\”Please understand that in transportation funding, money is not always transferable to any project. In this case, some of the funds that have materialized would only be possible to use for the Sauvie Bridge re-use plan.\”
Is this how you run your personal budget as well? Has money started growing on trees and I missed the memo?
The funds that would \’only be possible\’ to spend, are going to be burned up into thin air instead? It is amazing how cavalier people can be with Millions of dollars.
No the money wouldn\’t just \”burn up into thin air\”, it would be used for something else, probably in another state.
I agree with you about paving over all of I-405. I never understood why mayor Katz\’s idea never got more traction. It\’s hard to imagine that project not paying for itself. Having some type of greenspace and/or esplanade would make many areas of inner Portland even more enjoyable to walk/bike.

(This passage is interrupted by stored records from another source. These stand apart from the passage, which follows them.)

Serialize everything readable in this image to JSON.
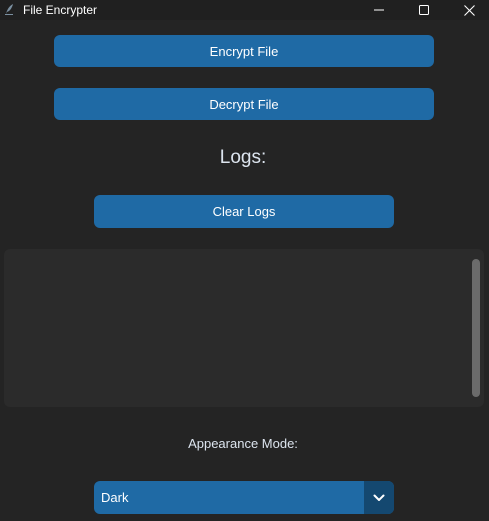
{
  "window": {
    "title": "File Encrypter",
    "icons": {
      "app": "feather-icon",
      "minimize": "minimize-icon",
      "maximize": "maximize-icon",
      "close": "close-icon"
    }
  },
  "actions": {
    "encrypt_label": "Encrypt File",
    "decrypt_label": "Decrypt File"
  },
  "logs": {
    "title": "Logs:",
    "clear_label": "Clear Logs",
    "content": ""
  },
  "appearance": {
    "label": "Appearance Mode:",
    "selected": "Dark",
    "arrow_icon": "chevron-down-icon"
  },
  "colors": {
    "background": "#242424",
    "button": "#1f6aa5",
    "button_dark": "#144870",
    "log_box": "#2b2b2b",
    "text": "#dce4ee"
  }
}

But I might have to disagree with GAR on his conclusion of not using the Sauvie Island bridge. If we do pave over the 405, any concrete structure would probably get demolished in the process. Conversely, the Sauvie Island bridge will be reusable again. On top of that, it will already of had all of its lead paint removed, meaning that if it had to be moved again it would cost substantially less, perhaps even less than buildling a new bridge.
Steve & kg,
This was the financial breakdown $2 million System Development Charge. This money that has already been budgeted to pay for some form of Peds/Bike bridge over I-405 at Flanders.
$2 million Tax Increment Fund, these are funds committed to the River district so it can\’t be used in any other neighborhood.
$1 million from a Federal program for funding alternative transportation projects so this can go else where in the city, state, and back to the federal coffers if not spent for building new roads.
Half a million was expected to be generated from private donations…so unless you can get these people to motivated to donate to some other worthy cause…it will stay in their pockets.
But my argument is moot because Mayor Potter\’s smashed this proposal His rational was \”fiscal responsibility\” and \”this money could go for other maintenance and repair of roads\”.
He seemed to miss the point that it was less than 10% of the funding that could be used for repair and maintenance and that Portland would be getting a $12 million dollar bridge for half price, conceivably completed in the next year or two.
Now the Ped/Bike bridge job will just be tossed back in the the extensive list of repairs and improvements on the city list.